The 2006 edition of the TdF hasn't finished with its doping problems. While waiting for the conclusion of the Floyd Landis case, the French Anti-doping Agency (AFLD) will examine, at the end of January, the case of 12 cyclists who tested positive during the last TdF but benefited from an Therapeutic Use Exemption (TUE).
This practice has multiplied in recent years, to the point of raising some suspicion. Pierre Bordry, the head of AFLD, has confirmed that certain test results warrant a deeper examination. "There are a certain number of important persons in the TdF who have tested positive, some of them several times, but who have a TUE. It isn't enough to have an administrative document issued by an international federation. We would like to know if it corresponds to a specific treatment."
In practice, AFLD doctors will check whether the authorization corresponds to the quantity of the product measured in the positive test, and to a real condition being treated. In September, AFLD wrote to 13 riders and to the UCI in order to get the supporting statements for the TUEs. "Some are missing," M. Bordry notes. During the last TdF, 60% of the 105 riders who were tested--in all some 180 samples--had registered a TUE. Of the 105, 13 had positive test results, some several times, since 16 samples turned out positive.
At Cyclingnews the Friday Mailbag is open, the reviews are in, and Dick Pound is the topic de jour. From Alex Ward:
Between Dick Pound warning the virgins of France to lock their doors when Floyd Landis and his inflated testicles ride through town ("Pound casts doubt on Landis: Tour winner hits back") and Pat McQuaid issuing a war cry for Ethelred the Unready and all other able-bodied Anglo-Saxons to spring to the defense of the sport ("McQuaid starts cultural polemic"), cycling suddenly has taken a dramatic turn from the tragic to the absurd.
I can't tell anymore whether I'm reading a real Cyclingnews report or a Monty Python parody. As entertaining as these guys are, this is not exactly the way to restore cycling's reputation. Let's give these two their own sitcom and find some less buffoonish characters to govern our beloved, dysfunctional sport.
WETA Washington has a sympathetic audio interview with Landis from Arlington.
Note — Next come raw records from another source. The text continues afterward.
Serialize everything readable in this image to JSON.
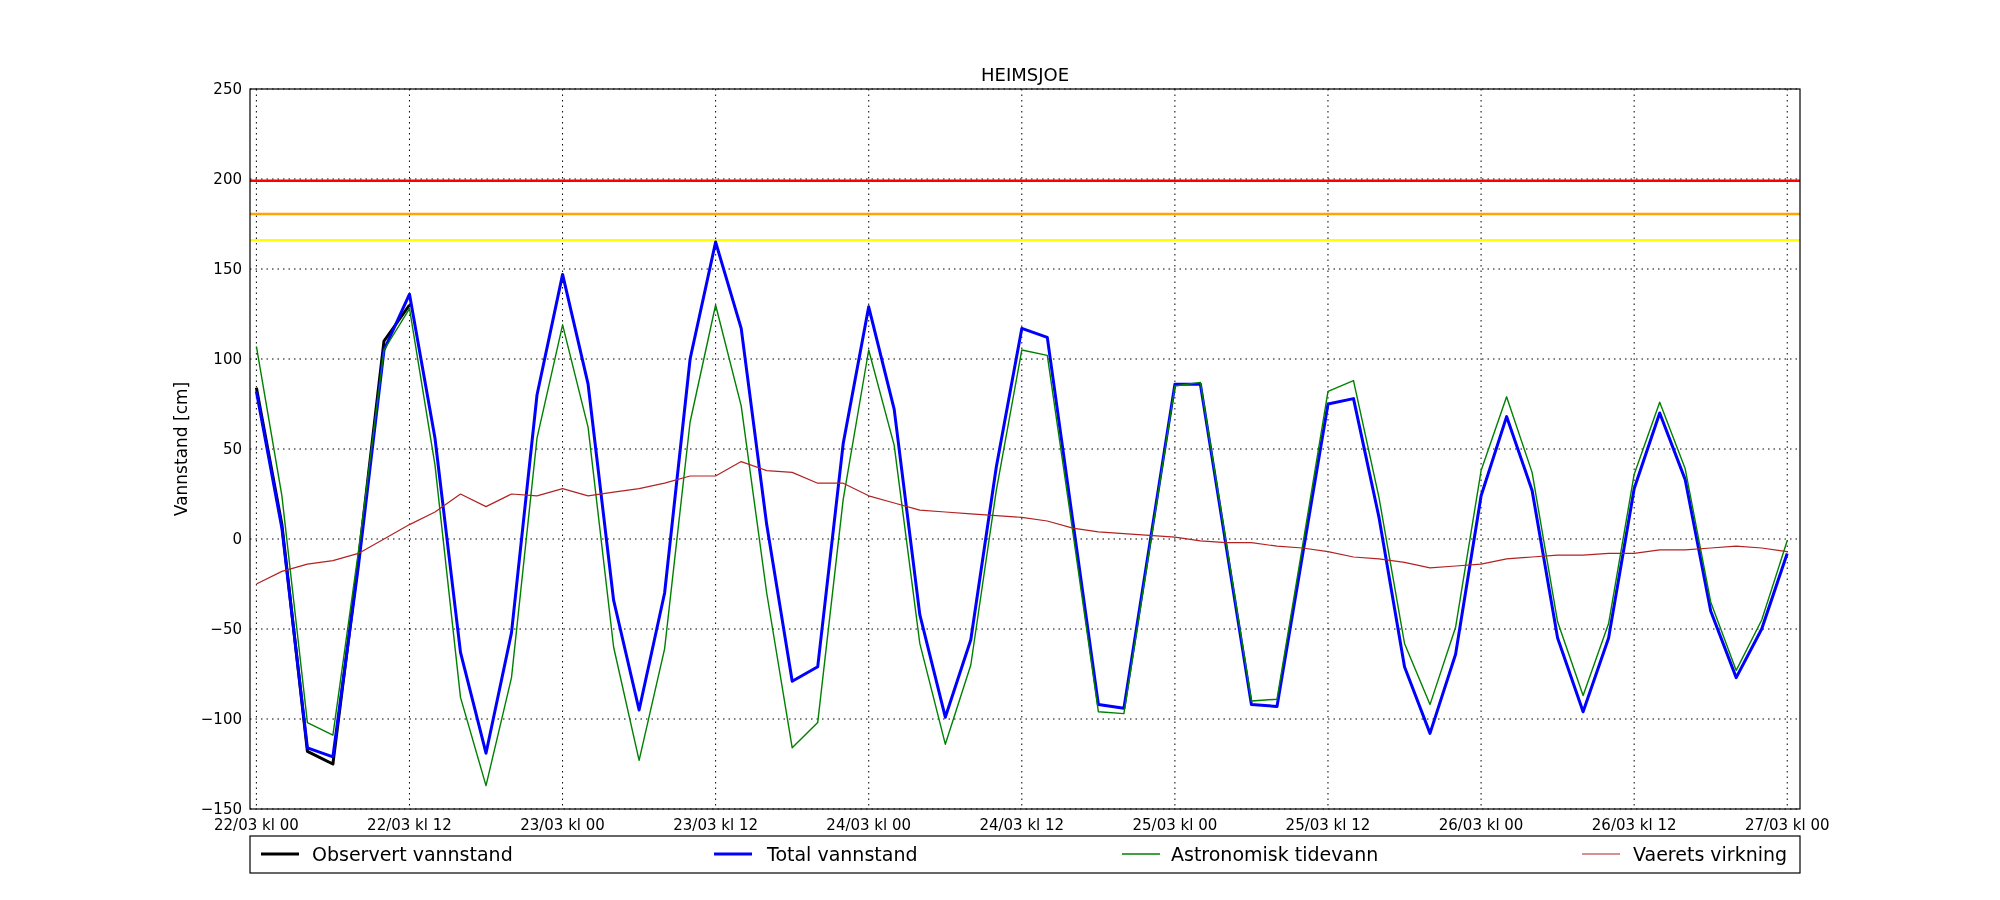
{
  "chart_data": {
    "type": "line",
    "title": "HEIMSJOE",
    "ylabel": "Vannstand [cm]",
    "categories": [
      "22/03 kl 00",
      null,
      null,
      null,
      null,
      null,
      "22/03 kl 12",
      null,
      null,
      null,
      null,
      null,
      "23/03 kl 00",
      null,
      null,
      null,
      null,
      null,
      "23/03 kl 12",
      null,
      null,
      null,
      null,
      null,
      "24/03 kl 00",
      null,
      null,
      null,
      null,
      null,
      "24/03 kl 12",
      null,
      null,
      null,
      null,
      null,
      "25/03 kl 00",
      null,
      null,
      null,
      null,
      null,
      "25/03 kl 12",
      null,
      null,
      null,
      null,
      null,
      "26/03 kl 00",
      null,
      null,
      null,
      null,
      null,
      "26/03 kl 12",
      null,
      null,
      null,
      null,
      null,
      "27/03 kl 00"
    ],
    "ylim": [
      -150,
      250
    ],
    "grid": true,
    "legend": "bottom",
    "yticks": [
      {
        "value": -150,
        "label": "−150"
      },
      {
        "value": -100,
        "label": "−100"
      },
      {
        "value": -50,
        "label": "−50"
      },
      {
        "value": 0,
        "label": "0"
      },
      {
        "value": 50,
        "label": "50"
      },
      {
        "value": 100,
        "label": "100"
      },
      {
        "value": 150,
        "label": "150"
      },
      {
        "value": 200,
        "label": "200"
      },
      {
        "value": 250,
        "label": "250"
      }
    ],
    "series": [
      {
        "name": "Observert vannstand",
        "color": "#000000",
        "values": [
          84,
          8,
          -118,
          -125,
          -12,
          110,
          130,
          null,
          null,
          null,
          null,
          null,
          null,
          null,
          null,
          null,
          null,
          null,
          null,
          null,
          null,
          null,
          null,
          null,
          null,
          null,
          null,
          null,
          null,
          null,
          null,
          null,
          null,
          null,
          null,
          null,
          null,
          null,
          null,
          null,
          null,
          null,
          null,
          null,
          null,
          null,
          null,
          null,
          null,
          null,
          null,
          null,
          null,
          null,
          null,
          null,
          null,
          null,
          null,
          null,
          null
        ]
      },
      {
        "name": "Total vannstand",
        "color": "#0000ff",
        "values": [
          82,
          6,
          -116,
          -121,
          -15,
          105,
          136,
          56,
          -63,
          -119,
          -52,
          80,
          147,
          86,
          -34,
          -95,
          -30,
          100,
          165,
          117,
          8,
          -79,
          -71,
          53,
          129,
          72,
          -42,
          -99,
          -56,
          40,
          117,
          112,
          10,
          -92,
          -94,
          -4,
          86,
          86,
          -3,
          -92,
          -93,
          -9,
          75,
          78,
          12,
          -71,
          -108,
          -64,
          24,
          68,
          27,
          -55,
          -96,
          -55,
          28,
          70,
          33,
          -40,
          -77,
          -50,
          -8
        ]
      },
      {
        "name": "Astronomisk tidevann",
        "color": "#008000",
        "values": [
          107,
          24,
          -102,
          -109,
          -7,
          105,
          128,
          41,
          -88,
          -137,
          -77,
          56,
          119,
          62,
          -60,
          -123,
          -61,
          65,
          130,
          74,
          -30,
          -116,
          -102,
          22,
          105,
          52,
          -58,
          -114,
          -70,
          27,
          105,
          102,
          4,
          -96,
          -97,
          -6,
          85,
          87,
          -1,
          -90,
          -89,
          -4,
          82,
          88,
          23,
          -58,
          -92,
          -49,
          38,
          79,
          37,
          -46,
          -87,
          -47,
          36,
          76,
          39,
          -35,
          -73,
          -45,
          -1
        ]
      },
      {
        "name": "Vaerets virkning",
        "color": "#b22222",
        "values": [
          -25,
          -18,
          -14,
          -12,
          -8,
          0,
          8,
          15,
          25,
          18,
          25,
          24,
          28,
          24,
          26,
          28,
          31,
          35,
          35,
          43,
          38,
          37,
          31,
          31,
          24,
          20,
          16,
          15,
          14,
          13,
          12,
          10,
          6,
          4,
          3,
          2,
          1,
          -1,
          -2,
          -2,
          -4,
          -5,
          -7,
          -10,
          -11,
          -13,
          -16,
          -15,
          -14,
          -11,
          -10,
          -9,
          -9,
          -8,
          -8,
          -6,
          -6,
          -5,
          -4,
          -5,
          -7
        ]
      }
    ],
    "ref_lines": [
      {
        "axis": "y",
        "value": 199,
        "color": "#ff0000"
      },
      {
        "axis": "y",
        "value": 180.5,
        "color": "#ffa500"
      },
      {
        "axis": "y",
        "value": 166,
        "color": "#ffff00"
      }
    ]
  }
}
He maintains innocence, is focused on the case and WADA/USADA. He doubts he's going to watch the tour this year. Wants to go back, had the most wonderful time of his life this year -- until it wasn't.
epiojo.org apologizes to Landis for past disbelief and gives some direction about what he should do with WADA and USADA.
Rant thinks "somethin's happenin' here", and what it is may be all too clear, since he called it earlier in the week.
Blaine Moore at Run to Win notes that Landis wants another Tour de France win, but whether he stands a chance at getting it may be another story.
Pelotonjim comments on a blurb in Bicycling Magazine about the Landis vs Pound saga.